China’s quest to update its public healthcare facilities is creating investment opportunities throughout the medical imaging industry. The country’s vast size, coupled with gross differences in living standards for rural and city dwellers, means that vendors can expect interest across a varied product portfolio.
China's quest to update its public healthcare facilities is creating investment opportunities throughout the medical imaging industry. The country's vast size, coupled with gross differences in living standards for rural and city dwellers, means that vendors can expect interest across a varied product portfolio.
The diversity of the Chinese healthcare market translates into sales opportunities in each segment of GE Healthcare's portfolio, be it x-ray systems, CT or MR scanners, ultrasound units, patient monitoring equipment, or diagnostic pharmaceuticals, according to Gene Saragnese, GE's vice president and general manager for global functional and CT business. China's rapid economic growth is generating business potential in an ever-increasing portion of the country.
"There is a huge and growing demand for healthcare in China," Saragnese said. "This demand used to be concentrated on the coasts, but it is now moving inland. As economic conditions continue to improve, the Chinese government is trying to deliver better and better healthcare."
Tackling the diverse medical imaging needs of China's population is by no means a unique marketing challenge. Expectations and demands for healthcare technology vary widely within many other countries and regions too. What characterizes China, however, is a sharp distinction in technological investment in its coastal cities and inland rural settlements.
"In the industrialized regions of seaboard China, people are moving from single-slice CT to multislice and volume CT. But as you go farther into the provinces, you might find that people are getting their very first CT scanner," Saragnese said.
GE first started to develop healthcare business in China in 1979. In 1991, it set up a joint venture in Beijing, GE Hangwei Medical System, to develop and manufacture CT and MRI equipment. This was followed by the formation of two wholly owned companies, GE Hualan Medical Instrument in Beijing and GE Healthcare China in Wuxi, focusing on x-ray and ultrasound products.

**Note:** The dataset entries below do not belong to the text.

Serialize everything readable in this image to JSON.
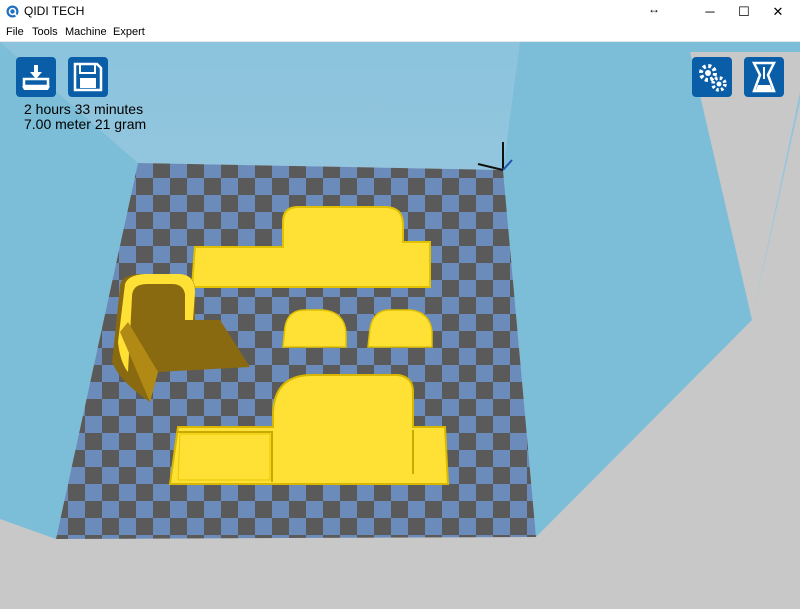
{
  "titlebar": {
    "title": "QIDI TECH",
    "resize_glyph": "↔",
    "minimize": "─",
    "maximize": "☐",
    "close": "✕"
  },
  "menu": {
    "file": "File",
    "tools": "Tools",
    "machine": "Machine",
    "expert": "Expert"
  },
  "toolbar": {
    "left_buttons": [
      "load-model-icon",
      "save-floppy-icon"
    ],
    "right_buttons": [
      "settings-gears-icon",
      "expert-mode-icon"
    ],
    "accent_color": "#0a5ea8"
  },
  "print_info": {
    "time": "2 hours 33 minutes",
    "material": "7.00 meter 21 gram"
  },
  "scene": {
    "model_color": "#ffe135",
    "bed_color_light": "#6b8cbb",
    "bed_color_dark": "#5a5a5a",
    "wall_color": "#7cbdd8",
    "floor_color": "#c8c8c8"
  }
}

Joint ventures provided a useful way to enter the Chinese marketplace at a time when GE Healthcare was developing its business knowledge there, Saragnese said. The company has subsequently amassed a large number of its own contacts within government agencies.
"If GE Healthcare were to develop a new business in China today, I'm not sure that a joint venture would be the right approach," Saragnese said. "It is different today compared with the situation almost 20 years ago. China has matured, as has GE."
GE Healthcare consolidated its business interests in Beijing in 2003, with the opening of a multifunctional industrial park integrating engineering development and design, production, sales, service, procurement, R&D, customer training, and product display. Investment in the park totals $40 million.
Between 10% and 20% of GE Healthcare's production output comes from China. Two-thirds of what is made in Beijing and Wuxi will go to Chinese hospitals and clinics. A proportion of these sales will be equipment designed specifically for Chinese end users. GE Healthcare's DXR PS 800 and TH 600 x-ray systems, for instance, are not marketed outside China.
Many other modalities originating in China are shipped to customers worldwide. Wuxi has become GE Healthcare's prime site for the production of medium- and high-end black-and-white and color ultrasound systems. Too much emphasis on single-market systems means that opportunities are lost, Saragnese said. GE Healthcare consequently aims to make its products as global as possible.
"There are developing markets and performance segments and premium segments all around the world," he said. "If you are able to make a product that is, say, very good for the value segment in China, it is likely to be a very effective product for India, too."
Factors used to determine which parts of GE Healthcare's portfolio are manufactured where include the size and location of likely markets, transportation costs, and availability of necessary engineering experience. Decisions are subject to change, as new market opportunities arise. For instance, GE Healthcare's 0.2T MR scanner is now manufactured in China for worldwide distribution, despite originally being developed in Japan.
"We have made our move in China, we will continue to invest, and we will continue to grow the business there just as we do everywhere else around the world," Saragnese said.